A: In many other categories of collectibles we have advised against going overboard on restoration lest it devalue the item. Particularly in the area of Americana, collectors usually want to preserve the original finish as much as possible even if the item does look a bit shabby.
But with clocks, if you can locate a professional who knows how to refinish cabinets or who understands clockworks, then go for it. If done properly, this shouldn't hurt your grandfather clock's value, said a dealer.
The other side of this coin--that is, finding a 100-year-old grandfather clock in good condition and running--translates into a costly sale. So if you come across a bargain in a country store, it may be worth it to you to restore such things as the pendulum and the movement.
Among the most prized clocks are those produced in this country during the 18th Century. Many of the most valued of these clocks were manufactured in Rhode Island, Pennsylvania, Massachusetts and Connecticut.
Q: I have some old wicker furniture that has been passed along in our family, and I wonder if it has any real collectible value.--P.N.
A: Although not as popular as some other collectible areas, there nevertheless are many individuals throughout the country who scour markets and back-country stores for early examples of American wicker design.
Particularly attractive to collectors are chairs and other pieces produced soon after the Civil War. They have fairly complex designs, which became the standard for future woven wicker products.
This particular field demands some study because you will have to recognize particular design patterns to roughly identify the time frame in which it was produced.
It's no sin to repair wicker, but it is a complicated, sometimes tedious process. Strict attention must be paid to avoid altering the particular piece's design.
In recent years, wicker prices have varied wildly, depending on condition and age of the item.

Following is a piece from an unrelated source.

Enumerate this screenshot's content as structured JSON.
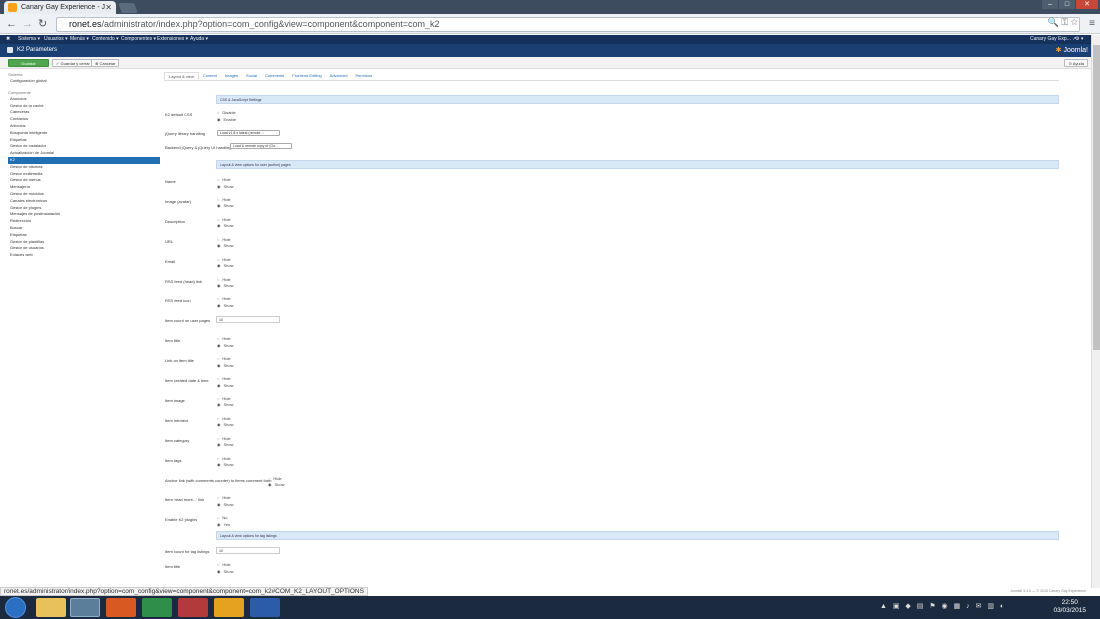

Ronald L. Soble cannot answer mail personally but will respond in this column to questions of general interest about collectibles. Do not telephone. Write to Your Collectibles, You section, The Times, Times Mirror Square, Los Angeles 90053.